TASK ITEM - From the entries below, report only the number of lines that contain the word "terminal".

Interface dataset entries -
---+---

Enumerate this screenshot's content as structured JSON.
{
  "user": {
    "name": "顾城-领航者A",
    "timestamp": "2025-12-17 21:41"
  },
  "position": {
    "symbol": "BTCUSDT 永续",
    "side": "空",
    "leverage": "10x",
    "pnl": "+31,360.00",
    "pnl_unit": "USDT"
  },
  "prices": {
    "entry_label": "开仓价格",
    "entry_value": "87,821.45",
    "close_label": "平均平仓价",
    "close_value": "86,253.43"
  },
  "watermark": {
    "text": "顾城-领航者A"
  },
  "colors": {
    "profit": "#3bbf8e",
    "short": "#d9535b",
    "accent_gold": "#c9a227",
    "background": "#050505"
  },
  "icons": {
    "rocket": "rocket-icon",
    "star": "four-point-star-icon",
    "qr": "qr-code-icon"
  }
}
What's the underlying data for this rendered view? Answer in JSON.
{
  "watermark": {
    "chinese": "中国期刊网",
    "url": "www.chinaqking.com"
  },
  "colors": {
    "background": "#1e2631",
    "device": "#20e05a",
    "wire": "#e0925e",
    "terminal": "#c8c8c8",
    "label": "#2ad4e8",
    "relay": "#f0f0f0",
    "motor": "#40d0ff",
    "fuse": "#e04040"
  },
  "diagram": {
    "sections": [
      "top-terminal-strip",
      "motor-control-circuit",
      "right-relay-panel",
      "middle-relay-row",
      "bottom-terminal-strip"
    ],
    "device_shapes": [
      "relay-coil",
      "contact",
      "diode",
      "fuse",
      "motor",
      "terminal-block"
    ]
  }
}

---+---

EXPECTED ANSWER - 4